Mr B, a 46-year-old taxi driver, rang the out-of-hours service complaining of pain in the rectum and constipation.
He mentioned that he had had infected piles before and he was prescribed antibiotics for it. The out-of-hours GP, Dr K, was satisfied by the explanation of symptoms over the phone and wrote a prescription for laxatives and antibiotics to be collected by Mr B from a local pharmacy. He advised Mr B to see his GP after the weekend if the symptoms persisted.

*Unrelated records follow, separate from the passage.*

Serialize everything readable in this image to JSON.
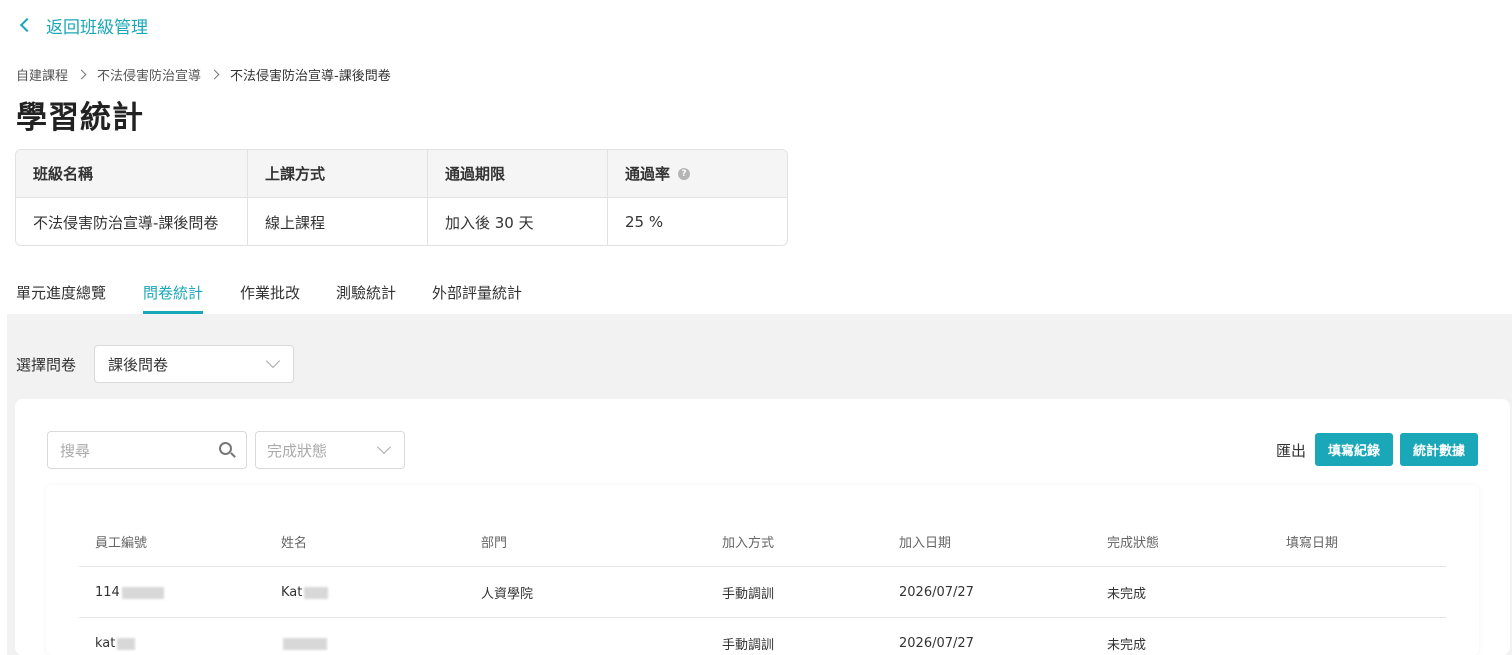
{
  "back_link": {
    "label": "返回班級管理"
  },
  "breadcrumb": [
    "自建課程",
    "不法侵害防治宣導",
    "不法侵害防治宣導-課後問卷"
  ],
  "page_title": "學習統計",
  "summary": {
    "headers": [
      "班級名稱",
      "上課方式",
      "通過期限",
      "通過率"
    ],
    "values": [
      "不法侵害防治宣導-課後問卷",
      "線上課程",
      "加入後 30 天",
      "25 %"
    ]
  },
  "tabs": [
    {
      "label": "單元進度總覽",
      "active": false
    },
    {
      "label": "問卷統計",
      "active": true
    },
    {
      "label": "作業批改",
      "active": false
    },
    {
      "label": "測驗統計",
      "active": false
    },
    {
      "label": "外部評量統計",
      "active": false
    }
  ],
  "survey_select": {
    "label": "選擇問卷",
    "value": "課後問卷"
  },
  "toolbar": {
    "search_placeholder": "搜尋",
    "status_placeholder": "完成狀態",
    "export_label": "匯出",
    "record_button": "填寫紀錄",
    "stats_button": "統計數據"
  },
  "table": {
    "columns": [
      "員工編號",
      "姓名",
      "部門",
      "加入方式",
      "加入日期",
      "完成狀態",
      "填寫日期"
    ],
    "rows": [
      {
        "id": "114",
        "name": "Kat",
        "dept": "人資學院",
        "join_method": "手動調訓",
        "join_date": "2026/07/27",
        "status": "未完成",
        "fill_date": ""
      },
      {
        "id": "kat",
        "name": "",
        "dept": "",
        "join_method": "手動調訓",
        "join_date": "2026/07/27",
        "status": "未完成",
        "fill_date": ""
      }
    ]
  },
  "colors": {
    "accent": "#1aa7b8",
    "background_gray": "#f2f2f2"
  },
  "icons": {
    "back": "chevron-left-icon",
    "help": "question-circle-icon",
    "search": "search-icon",
    "dropdown": "chevron-down-icon"
  }
}
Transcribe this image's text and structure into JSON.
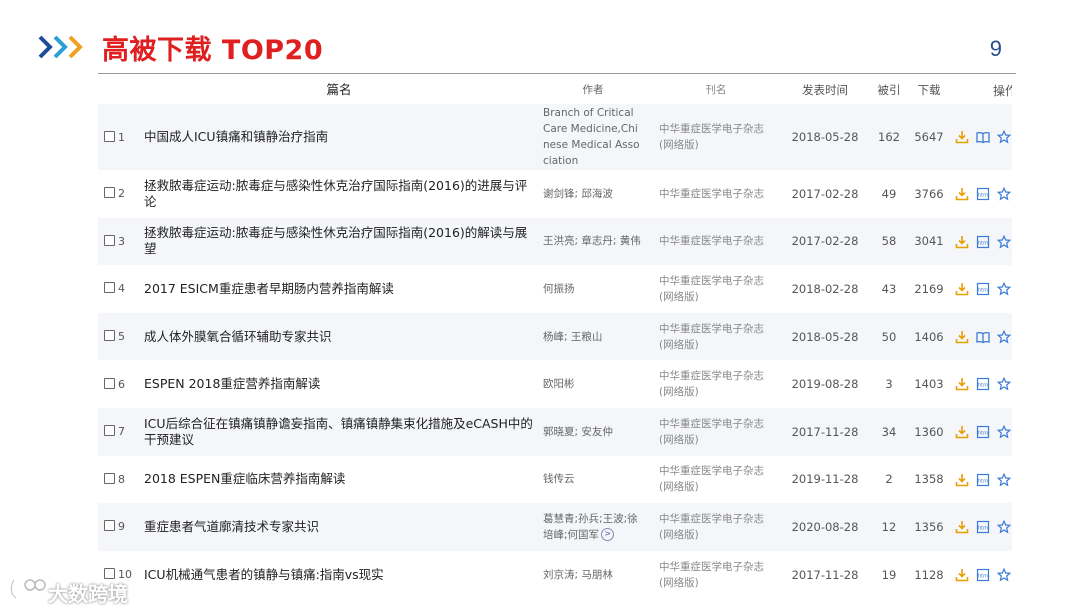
{
  "header": {
    "title": "高被下载 TOP20",
    "page_number": "9",
    "title_color": "#e02020"
  },
  "table": {
    "columns": {
      "title": "篇名",
      "author": "作者",
      "journal": "刊名",
      "date": "发表时间",
      "cited": "被引",
      "downloads": "下载",
      "ops": "操作"
    },
    "rows": [
      {
        "num": "1",
        "title": "中国成人ICU镇痛和镇静治疗指南",
        "author": "Branch of Critical Care Medicine,Chinese Medical Association",
        "journal": "中华重症医学电子杂志(网络版)",
        "date": "2018-05-28",
        "cited": "162",
        "downloads": "5647",
        "read_icon": "book-icon"
      },
      {
        "num": "2",
        "title": "拯救脓毒症运动:脓毒症与感染性休克治疗国际指南(2016)的进展与评论",
        "author": "谢剑锋; 邱海波",
        "journal": "中华重症医学电子杂志",
        "date": "2017-02-28",
        "cited": "49",
        "downloads": "3766",
        "read_icon": "html-icon"
      },
      {
        "num": "3",
        "title": "拯救脓毒症运动:脓毒症与感染性休克治疗国际指南(2016)的解读与展望",
        "author": "王洪亮; 章志丹; 黄伟",
        "journal": "中华重症医学电子杂志",
        "date": "2017-02-28",
        "cited": "58",
        "downloads": "3041",
        "read_icon": "html-icon"
      },
      {
        "num": "4",
        "title": "2017 ESICM重症患者早期肠内营养指南解读",
        "author": "何振扬",
        "journal": "中华重症医学电子杂志(网络版)",
        "date": "2018-02-28",
        "cited": "43",
        "downloads": "2169",
        "read_icon": "html-icon"
      },
      {
        "num": "5",
        "title": "成人体外膜氧合循环辅助专家共识",
        "author": "杨峰; 王粮山",
        "journal": "中华重症医学电子杂志(网络版)",
        "date": "2018-05-28",
        "cited": "50",
        "downloads": "1406",
        "read_icon": "book-icon"
      },
      {
        "num": "6",
        "title": "ESPEN 2018重症营养指南解读",
        "author": "欧阳彬",
        "journal": "中华重症医学电子杂志(网络版)",
        "date": "2019-08-28",
        "cited": "3",
        "downloads": "1403",
        "read_icon": "html-icon"
      },
      {
        "num": "7",
        "title": "ICU后综合征在镇痛镇静谵妄指南、镇痛镇静集束化措施及eCASH中的干预建议",
        "author": "郭晓夏; 安友仲",
        "journal": "中华重症医学电子杂志(网络版)",
        "date": "2017-11-28",
        "cited": "34",
        "downloads": "1360",
        "read_icon": "html-icon"
      },
      {
        "num": "8",
        "title": "2018 ESPEN重症临床营养指南解读",
        "author": "钱传云",
        "journal": "中华重症医学电子杂志(网络版)",
        "date": "2019-11-28",
        "cited": "2",
        "downloads": "1358",
        "read_icon": "html-icon"
      },
      {
        "num": "9",
        "title": "重症患者气道廓清技术专家共识",
        "author": "葛慧青;孙兵;王波;徐培峰;何国军",
        "journal": "中华重症医学电子杂志(网络版)",
        "date": "2020-08-28",
        "cited": "12",
        "downloads": "1356",
        "read_icon": "html-icon",
        "author_more": ">"
      },
      {
        "num": "10",
        "title": "ICU机械通气患者的镇静与镇痛:指南vs现实",
        "author": "刘京涛; 马朋林",
        "journal": "中华重症医学电子杂志(网络版)",
        "date": "2017-11-28",
        "cited": "19",
        "downloads": "1128",
        "read_icon": "html-icon"
      }
    ]
  },
  "watermark": {
    "text": "大数跨境"
  },
  "colors": {
    "download": "#e8a000",
    "read": "#3a7bd5",
    "fav": "#3a7bd5",
    "quote": "#3a7bd5",
    "chevron_a": "#1f4e99",
    "chevron_b": "#2a9fd6",
    "chevron_c": "#f0a020"
  }
}
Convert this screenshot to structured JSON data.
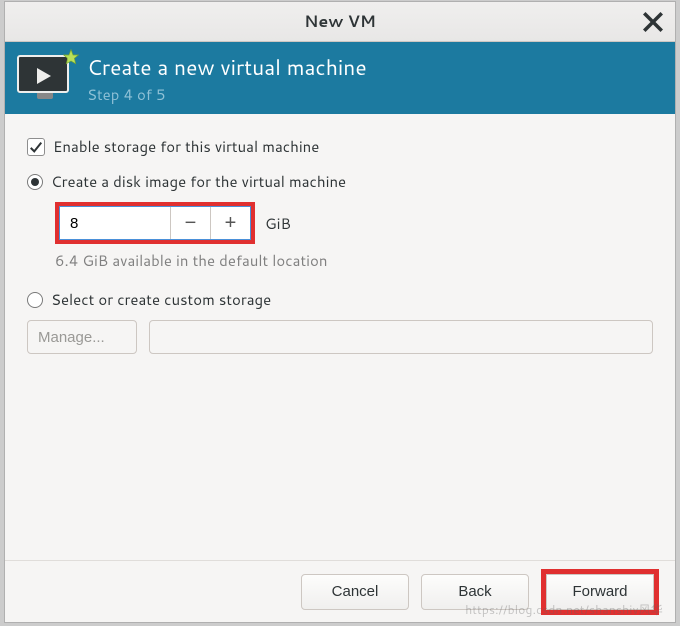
{
  "titlebar": {
    "title": "New VM"
  },
  "header": {
    "heading": "Create a new virtual machine",
    "step": "Step 4 of 5"
  },
  "content": {
    "enable_storage_label": "Enable storage for this virtual machine",
    "enable_storage_checked": true,
    "create_disk_label": "Create a disk image for the virtual machine",
    "disk_size_value": "8",
    "disk_size_unit": "GiB",
    "available_hint": "6.4 GiB available in the default location",
    "custom_storage_label": "Select or create custom storage",
    "manage_button": "Manage...",
    "custom_path": ""
  },
  "footer": {
    "cancel": "Cancel",
    "back": "Back",
    "forward": "Forward"
  },
  "watermark": "https://blog.csdn.net/shanshiv风华",
  "icons": {
    "close": "close-icon",
    "vm": "vm-monitor-icon",
    "new_star": "new-star-icon",
    "check": "checkmark-icon",
    "minus": "minus-icon",
    "plus": "plus-icon"
  }
}
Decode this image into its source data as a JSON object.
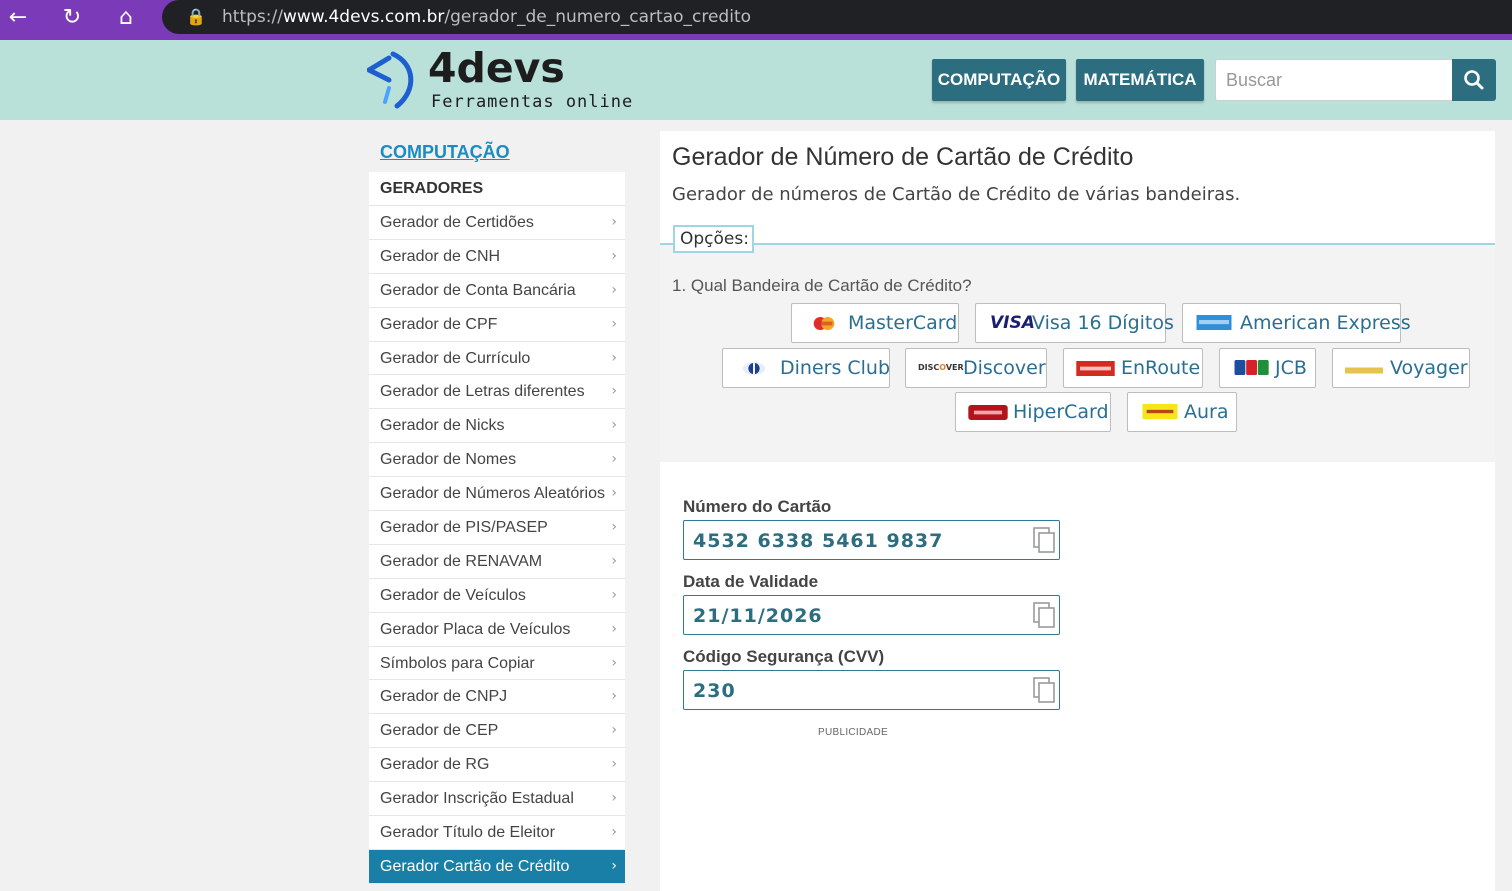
{
  "browser": {
    "url_scheme": "https://",
    "url_host": "www.4devs.com.br",
    "url_path": "/gerador_de_numero_cartao_credito"
  },
  "header": {
    "logo_name": "4devs",
    "logo_tagline": "Ferramentas online",
    "nav": [
      "COMPUTAÇÃO",
      "MATEMÁTICA"
    ],
    "search_placeholder": "Buscar"
  },
  "sidebar": {
    "category": "COMPUTAÇÃO",
    "section": "GERADORES",
    "items": [
      "Gerador de Certidões",
      "Gerador de CNH",
      "Gerador de Conta Bancária",
      "Gerador de CPF",
      "Gerador de Currículo",
      "Gerador de Letras diferentes",
      "Gerador de Nicks",
      "Gerador de Nomes",
      "Gerador de Números Aleatórios",
      "Gerador de PIS/PASEP",
      "Gerador de RENAVAM",
      "Gerador de Veículos",
      "Gerador Placa de Veículos",
      "Símbolos para Copiar",
      "Gerador de CNPJ",
      "Gerador de CEP",
      "Gerador de RG",
      "Gerador Inscrição Estadual",
      "Gerador Título de Eleitor",
      "Gerador Cartão de Crédito"
    ],
    "active_item": "Gerador Cartão de Crédito"
  },
  "main": {
    "title": "Gerador de Número de Cartão de Crédito",
    "subtitle": "Gerador de números de Cartão de Crédito de várias bandeiras.",
    "options_tab": "Opções:",
    "question": "1. Qual Bandeira de Cartão de Crédito?",
    "brands": [
      {
        "label": "MasterCard",
        "icon": "mastercard-icon"
      },
      {
        "label": "Visa 16 Dígitos",
        "icon": "visa-icon"
      },
      {
        "label": "American Express",
        "icon": "amex-icon"
      },
      {
        "label": "Diners Club",
        "icon": "diners-icon"
      },
      {
        "label": "Discover",
        "icon": "discover-icon"
      },
      {
        "label": "EnRoute",
        "icon": "enroute-icon"
      },
      {
        "label": "JCB",
        "icon": "jcb-icon"
      },
      {
        "label": "Voyager",
        "icon": "voyager-icon"
      },
      {
        "label": "HiperCard",
        "icon": "hipercard-icon"
      },
      {
        "label": "Aura",
        "icon": "aura-icon"
      }
    ],
    "fields": [
      {
        "label": "Número do Cartão",
        "value": "4532 6338 5461 9837"
      },
      {
        "label": "Data de Validade",
        "value": "21/11/2026"
      },
      {
        "label": "Código Segurança (CVV)",
        "value": "230"
      }
    ],
    "ad_label": "PUBLICIDADE"
  },
  "colors": {
    "browser_accent": "#7b3bb8",
    "header_bg": "#b9e0d9",
    "primary": "#2c6e80",
    "link": "#1a8cc4",
    "active_item": "#1a7fa6"
  }
}
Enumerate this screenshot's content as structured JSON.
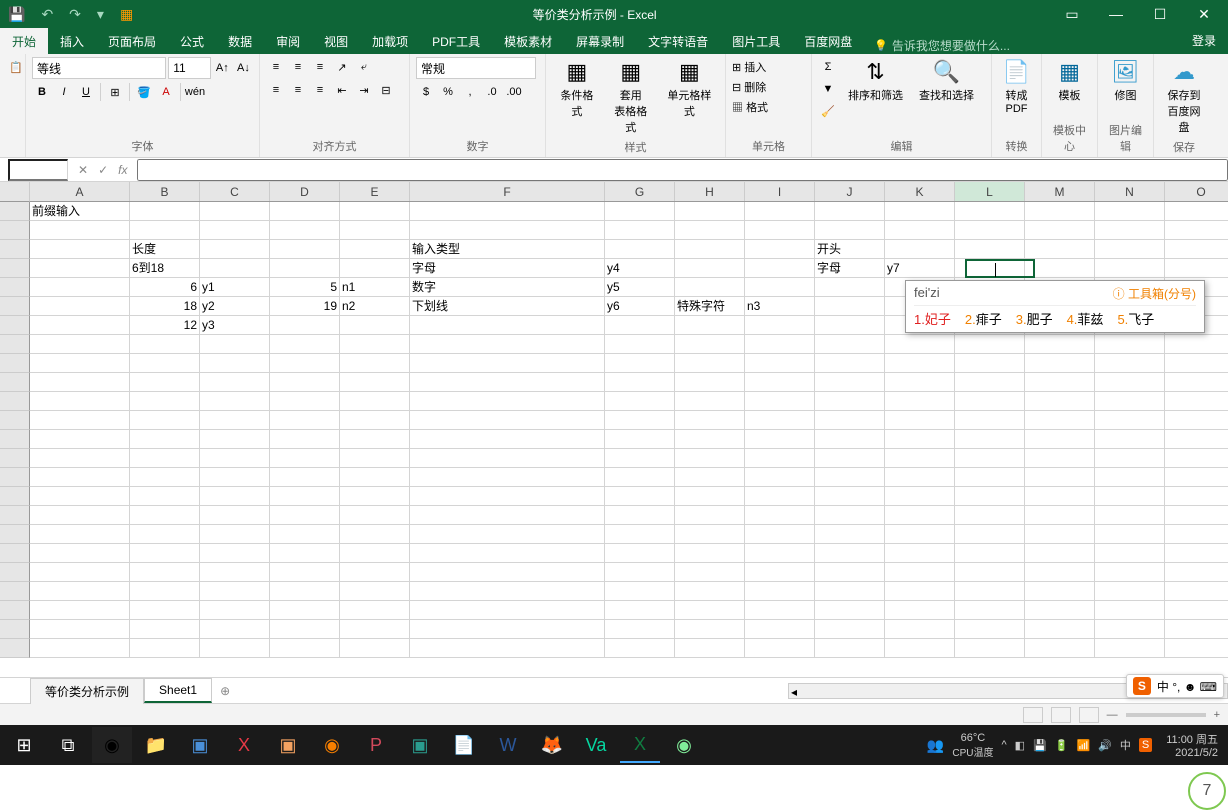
{
  "titlebar": {
    "title": "等价类分析示例 - Excel"
  },
  "tabs": {
    "items": [
      "开始",
      "插入",
      "页面布局",
      "公式",
      "数据",
      "审阅",
      "视图",
      "加载项",
      "PDF工具",
      "模板素材",
      "屏幕录制",
      "文字转语音",
      "图片工具",
      "百度网盘"
    ],
    "tellme": "告诉我您想要做什么...",
    "login": "登录"
  },
  "ribbon": {
    "font": {
      "name": "等线",
      "size": "11",
      "label": "字体"
    },
    "align": {
      "label": "对齐方式"
    },
    "number": {
      "format": "常规",
      "label": "数字"
    },
    "styles": {
      "cond": "条件格式",
      "table": "套用\n表格格式",
      "cell": "单元格样式",
      "label": "样式"
    },
    "cells": {
      "insert": "插入",
      "delete": "删除",
      "format": "格式",
      "label": "单元格"
    },
    "edit": {
      "sort": "排序和筛选",
      "find": "查找和选择",
      "label": "编辑"
    },
    "pdf": {
      "btn": "转成\nPDF",
      "label": "转换"
    },
    "tpl": {
      "btn": "模板",
      "label": "模板中心"
    },
    "img": {
      "btn": "修图",
      "label": "图片编辑"
    },
    "baidu": {
      "btn": "保存到\n百度网盘",
      "label": "保存"
    }
  },
  "formulaBar": {
    "name": "",
    "fx": "fx",
    "value": ""
  },
  "columns": [
    "A",
    "B",
    "C",
    "D",
    "E",
    "F",
    "G",
    "H",
    "I",
    "J",
    "K",
    "L",
    "M",
    "N",
    "O"
  ],
  "sheet": {
    "r1": {
      "A": "前缀输入"
    },
    "r3": {
      "B": "长度",
      "F": "输入类型",
      "J": "开头"
    },
    "r4": {
      "B": "6到18",
      "F": "字母",
      "G": "y4",
      "J": "字母",
      "K": "y7"
    },
    "r5": {
      "B": "6",
      "C": "y1",
      "D": "5",
      "E": "n1",
      "F": "数字",
      "G": "y5"
    },
    "r6": {
      "B": "18",
      "C": "y2",
      "D": "19",
      "E": "n2",
      "F": "下划线",
      "G": "y6",
      "H": "特殊字符",
      "I": "n3"
    },
    "r7": {
      "B": "12",
      "C": "y3"
    }
  },
  "ime": {
    "input": "fei'zi",
    "tool": "工具箱(分号)",
    "candidates": [
      {
        "n": "1",
        "w": "妃子"
      },
      {
        "n": "2",
        "w": "痱子"
      },
      {
        "n": "3",
        "w": "肥子"
      },
      {
        "n": "4",
        "w": "菲兹"
      },
      {
        "n": "5",
        "w": "飞子"
      }
    ]
  },
  "sheetTabs": {
    "t1": "等价类分析示例",
    "t2": "Sheet1"
  },
  "sogou": {
    "text": "中 °, ☻ ⌨"
  },
  "taskbar": {
    "temp": "66°C",
    "templbl": "CPU温度",
    "time": "11:00 周五",
    "date": "2021/5/2"
  },
  "circle": {
    "val": "7"
  }
}
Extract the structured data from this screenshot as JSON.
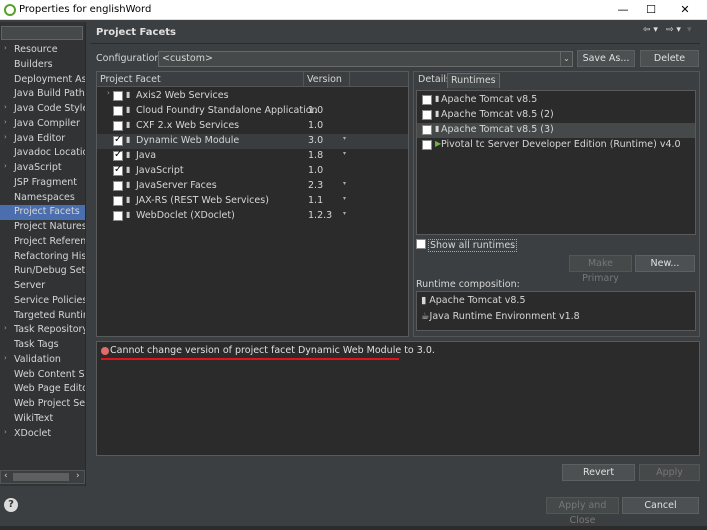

Two days later Mr B visited his GP, Dr L, complaining of worsening pain and feeling unwell. He reported profuse sweating and rigors. Mr B had passed a small amount of motion, but was still experiencing rectal pain. Dr L checked Mr B’s temperature and examined the abdomen, chest and ENT, which were all unremarkable. She chose not to undertake a PR as she presumed the out-of-hours service had done so. Dr L diagnosed resolving constipation and coincidental viral infection. She advised Mr B to continue the antibiotics. She thought that the sweating might be a side effect of the Prozac Mr B was also taking and changed his prescription.
Dr L saw Mr B again the following day, this time as a home visit. She did not perform a rectal examination and advised him to continue treatment. As Dr L visited Mr B after evening surgery, she omitted to make an entry in the patient’s notes.
The following evening, Mr B called the out-of-hours service again. A different GP, Dr A, made a home visit and quickly diagnosed a rectal abscess. Admission to hospital was organised and aggressive surgical treatment was required.
Mr B subsequently launched a claim against Dr K and Dr L.
The defence of the case was complicated by poor notekeeping. The notes of Dr L’s home visit to Mr B, for example, had been written up several days later, after Dr L heard what had happened to Mr B. Notes wherever possible should be contemporaneous; Dr L should have made an entry as soon as possible after seeing Mr B and, if there was a delay, indicated the reasons why it was added later.
A GP expert was critical of Dr K for not arranging for Mr B to be seen, and of Dr L for her failure to examine Mr B properly. It was advised that a referral for Mr B should have occurred earlier, when treatment would have been less radical.
The claim was settled for a substantial sum.
- Be aware of the risks of telephone consultations and prescribing. Are you putting yourself in a position to make a sound clinical judgment before offering advice? If you are unable to do this, you should arrange for the patient to be seen. See Your Practice (Autumn 2009) “Do’s and don’ts of telephone conversations”.
- The interface between out-of-hours care and routine GP care requires careful management to ensure safe handover.
- Always review documentation and, if unclear, clarify with the patient.
- Good documentation is essential to safeguard your practice.
- Giving antibiotics without clinical indications and examination is likely to be indefensible.